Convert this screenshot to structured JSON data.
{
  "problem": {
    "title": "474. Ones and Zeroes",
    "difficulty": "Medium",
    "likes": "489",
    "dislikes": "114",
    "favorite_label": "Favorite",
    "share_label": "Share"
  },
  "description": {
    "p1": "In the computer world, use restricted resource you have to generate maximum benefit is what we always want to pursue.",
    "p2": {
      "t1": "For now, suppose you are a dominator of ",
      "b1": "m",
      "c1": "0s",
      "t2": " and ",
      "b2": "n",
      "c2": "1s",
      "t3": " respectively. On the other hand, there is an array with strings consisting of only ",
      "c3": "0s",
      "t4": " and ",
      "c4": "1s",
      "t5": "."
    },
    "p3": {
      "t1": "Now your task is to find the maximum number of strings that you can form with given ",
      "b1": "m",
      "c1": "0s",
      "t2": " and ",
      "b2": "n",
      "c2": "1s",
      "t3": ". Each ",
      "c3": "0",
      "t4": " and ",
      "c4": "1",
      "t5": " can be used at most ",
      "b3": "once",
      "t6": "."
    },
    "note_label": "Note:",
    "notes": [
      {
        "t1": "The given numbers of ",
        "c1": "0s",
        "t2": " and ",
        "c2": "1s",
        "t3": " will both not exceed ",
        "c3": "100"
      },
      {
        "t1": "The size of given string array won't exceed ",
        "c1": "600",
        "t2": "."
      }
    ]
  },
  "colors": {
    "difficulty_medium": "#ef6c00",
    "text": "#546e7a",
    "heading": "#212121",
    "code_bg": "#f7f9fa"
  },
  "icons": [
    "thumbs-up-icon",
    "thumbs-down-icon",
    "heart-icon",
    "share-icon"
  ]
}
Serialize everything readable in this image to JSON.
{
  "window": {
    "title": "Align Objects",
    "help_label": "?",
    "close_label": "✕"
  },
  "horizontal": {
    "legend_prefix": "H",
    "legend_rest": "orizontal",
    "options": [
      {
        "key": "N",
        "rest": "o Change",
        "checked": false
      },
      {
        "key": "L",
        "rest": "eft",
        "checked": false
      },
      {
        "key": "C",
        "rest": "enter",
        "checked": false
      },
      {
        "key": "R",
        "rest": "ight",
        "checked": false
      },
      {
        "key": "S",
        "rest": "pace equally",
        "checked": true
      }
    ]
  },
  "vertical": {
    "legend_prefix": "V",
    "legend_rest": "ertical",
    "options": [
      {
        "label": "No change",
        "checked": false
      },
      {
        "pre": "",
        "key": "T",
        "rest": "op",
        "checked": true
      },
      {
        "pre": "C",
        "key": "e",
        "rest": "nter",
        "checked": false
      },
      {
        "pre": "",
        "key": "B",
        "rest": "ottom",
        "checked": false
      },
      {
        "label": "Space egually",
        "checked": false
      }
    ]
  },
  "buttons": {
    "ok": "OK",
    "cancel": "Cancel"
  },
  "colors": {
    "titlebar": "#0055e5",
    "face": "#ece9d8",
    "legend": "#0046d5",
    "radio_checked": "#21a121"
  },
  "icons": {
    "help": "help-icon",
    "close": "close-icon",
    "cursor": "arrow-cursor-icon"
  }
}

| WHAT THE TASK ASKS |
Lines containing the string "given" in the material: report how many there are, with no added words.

| SOLUTION TO THE EXERCISE |
3